Pope Francis created 13 new cardinals on Saturday -- including the first African-American -- putting his personal stamp on the body that will one day choose his successor.
Under the soaring dome of St Peter's Basilica, the new "princes of the Church" knelt one by one at the feet of the 83-year-old pontiff, who placed the quadrangular scarlet cap, or biretta, on their heads.
The diverse group -- whose members hail from Italy, Malta, the Philippines, Chile, Brunei, Mexico and the United States -- reflect not only the changing face of the church of 1.3 billion faithful, but also the Jesuit pope's belief in priests focused on the world's poor.
The 72-year-old Archbishop of Washington, Wilton Gregory, told AFP on Friday he was a "symbolic individual" for being made the first African-American cardinal.
Since Francis' election in 2013, the Argentine pope -- the first from the Americas -- has created 95 new cardinals in ceremonies known as consistories.
Those named by Francis now make up the majority of those cardinals under the age of 80 who will elect his successor.
That increases the chances that the pope's efforts to make the Roman Catholic Church more inclusive, transparent, and more focused on defending the most vulnerable members of society, may continue after his death.
During the ceremony, Francis warned the new cardinals not to be seduced by their new "eminence" and stray from being "close to the people".
"The scarlet of a cardinal's robes, which is the colour of blood, can, for a worldly spirit, become the colour of a secular 'eminence'," said Francis. "When you feel that, you will be off the road."
Typically, all the world's cardinals travel to Rome to welcome the newly promoted cardinals during the consistory.
This year, however, many did not attend, and coronavirus restrictions prevented travel for two new cardinals -- Archbishop Jose Fuerte Advincula of the Philippines and Cornelius Sim, the Apostolic Vicar of the Muslim-majority nation of Brunei.
Only about 40 current cardinals, all in masks, were in attendance, sitting spaced apart before a limited audience of guests.
Due to the coronavirus, the tradition of exchanging "a kiss of peace" with the pope and all the other cardinals was suspended.
Nine cardinals in the latest group are under the age of 80 and thus eligible to join a conclave to elect the next pope upon the death or resignation of Francis.
Francis' choices reflect not only a desire to promote non-Europeans within the church, but the pontiff's personal fight against social inequality and poverty.

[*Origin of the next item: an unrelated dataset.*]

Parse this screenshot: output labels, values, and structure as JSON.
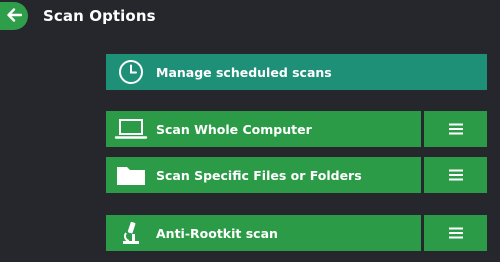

The Philippines' Advincula said he believed the pope chose him to acknowledge Catholics living in far-flung areas from Rome.
"I always thought that the Church has to be closer to the people, especially those that are in the peripheries," Advincula told Vatican News last month after being named.
Francis also named the archbishop of Washington DC, Wilton Gregory, the first African-American to become cardinal.
The group of cardinals also includes Mexico's Bishop Emeritus Felipe Arizmendi Esquivel, who has worked among the indigenous population of the poor region of Chiapas, and Archbishop Antoine Kambanda of Rwanda, who lost most of his family in the 1994 genocide.
Francis also named the Archbishop of Santiago, Celestino Aos Braco, in a nod to the challenges ahead in restoring confidence in the Church in Chile in the aftermath of a widespread sex abuse scandal and coverup.
The group of six new Italian cardinals includes Augusto Paolo Lojudice, the current archbishop of Siena, known for his defence of Roma people, and the Franciscan priest Mauro Gambetti, guardian of the Holy Convent of Assisi, the city of Saint Francis.
On Sunday, Francis will celebrate a traditional mass with exclusively the new cardinals participating.